━━━ Records for this task
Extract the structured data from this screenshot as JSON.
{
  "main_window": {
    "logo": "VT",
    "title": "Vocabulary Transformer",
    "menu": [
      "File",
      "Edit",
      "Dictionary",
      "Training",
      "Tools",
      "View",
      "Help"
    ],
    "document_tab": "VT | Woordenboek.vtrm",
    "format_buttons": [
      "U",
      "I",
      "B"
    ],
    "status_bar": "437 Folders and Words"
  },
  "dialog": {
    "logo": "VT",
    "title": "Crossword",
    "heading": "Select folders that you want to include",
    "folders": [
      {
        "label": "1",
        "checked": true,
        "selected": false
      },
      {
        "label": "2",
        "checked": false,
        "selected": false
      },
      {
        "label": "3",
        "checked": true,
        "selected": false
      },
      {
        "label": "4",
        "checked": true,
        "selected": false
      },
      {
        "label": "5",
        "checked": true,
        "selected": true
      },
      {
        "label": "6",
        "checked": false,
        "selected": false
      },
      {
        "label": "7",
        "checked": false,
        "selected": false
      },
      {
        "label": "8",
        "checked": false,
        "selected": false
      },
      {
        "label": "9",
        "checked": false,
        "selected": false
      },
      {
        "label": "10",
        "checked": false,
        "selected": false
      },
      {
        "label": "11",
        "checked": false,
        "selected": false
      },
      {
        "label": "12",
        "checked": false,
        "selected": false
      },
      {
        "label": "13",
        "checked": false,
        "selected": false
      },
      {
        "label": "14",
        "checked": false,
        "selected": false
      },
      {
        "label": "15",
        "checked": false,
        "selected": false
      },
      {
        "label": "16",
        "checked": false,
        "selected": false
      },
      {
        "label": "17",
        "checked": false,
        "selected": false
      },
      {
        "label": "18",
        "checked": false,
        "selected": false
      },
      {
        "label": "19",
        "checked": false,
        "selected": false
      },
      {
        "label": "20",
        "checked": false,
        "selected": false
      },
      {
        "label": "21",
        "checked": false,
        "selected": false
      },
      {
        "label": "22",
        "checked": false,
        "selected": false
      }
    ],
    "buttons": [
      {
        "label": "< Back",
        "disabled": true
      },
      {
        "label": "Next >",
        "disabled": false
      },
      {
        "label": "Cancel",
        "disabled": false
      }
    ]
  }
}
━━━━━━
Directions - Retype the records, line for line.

Task answer -
Extract the structured data from this screenshot as JSON.
{
  "main_window": {
    "logo": "VT",
    "title": "Vocabulary Transformer",
    "menu": [
      "File",
      "Edit",
      "Dictionary",
      "Training",
      "Tools",
      "View",
      "Help"
    ],
    "document_tab": "VT | Woordenboek.vtrm",
    "format_buttons": [
      "U",
      "I",
      "B"
    ],
    "status_bar": "437 Folders and Words"
  },
  "dialog": {
    "logo": "VT",
    "title": "Crossword",
    "heading": "Select folders that you want to include",
    "folders": [
      {
        "label": "1",
        "checked": true,
        "selected": false
      },
      {
        "label": "2",
        "checked": false,
        "selected": false
      },
      {
        "label": "3",
        "checked": true,
        "selected": false
      },
      {
        "label": "4",
        "checked": true,
        "selected": false
      },
      {
        "label": "5",
        "checked": true,
        "selected": true
      },
      {
        "label": "6",
        "checked": false,
        "selected": false
      },
      {
        "label": "7",
        "checked": false,
        "selected": false
      },
      {
        "label": "8",
        "checked": false,
        "selected": false
      },
      {
        "label": "9",
        "checked": false,
        "selected": false
      },
      {
        "label": "10",
        "checked": false,
        "selected": false
      },
      {
        "label": "11",
        "checked": false,
        "selected": false
      },
      {
        "label": "12",
        "checked": false,
        "selected": false
      },
      {
        "label": "13",
        "checked": false,
        "selected": false
      },
      {
        "label": "14",
        "checked": false,
        "selected": false
      },
      {
        "label": "15",
        "checked": false,
        "selected": false
      },
      {
        "label": "16",
        "checked": false,
        "selected": false
      },
      {
        "label": "17",
        "checked": false,
        "selected": false
      },
      {
        "label": "18",
        "checked": false,
        "selected": false
      },
      {
        "label": "19",
        "checked": false,
        "selected": false
      },
      {
        "label": "20",
        "checked": false,
        "selected": false
      },
      {
        "label": "21",
        "checked": false,
        "selected": false
      },
      {
        "label": "22",
        "checked": false,
        "selected": false
      }
    ],
    "buttons": [
      {
        "label": "< Back",
        "disabled": true
      },
      {
        "label": "Next >",
        "disabled": false
      },
      {
        "label": "Cancel",
        "disabled": false
      }
    ]
  }
}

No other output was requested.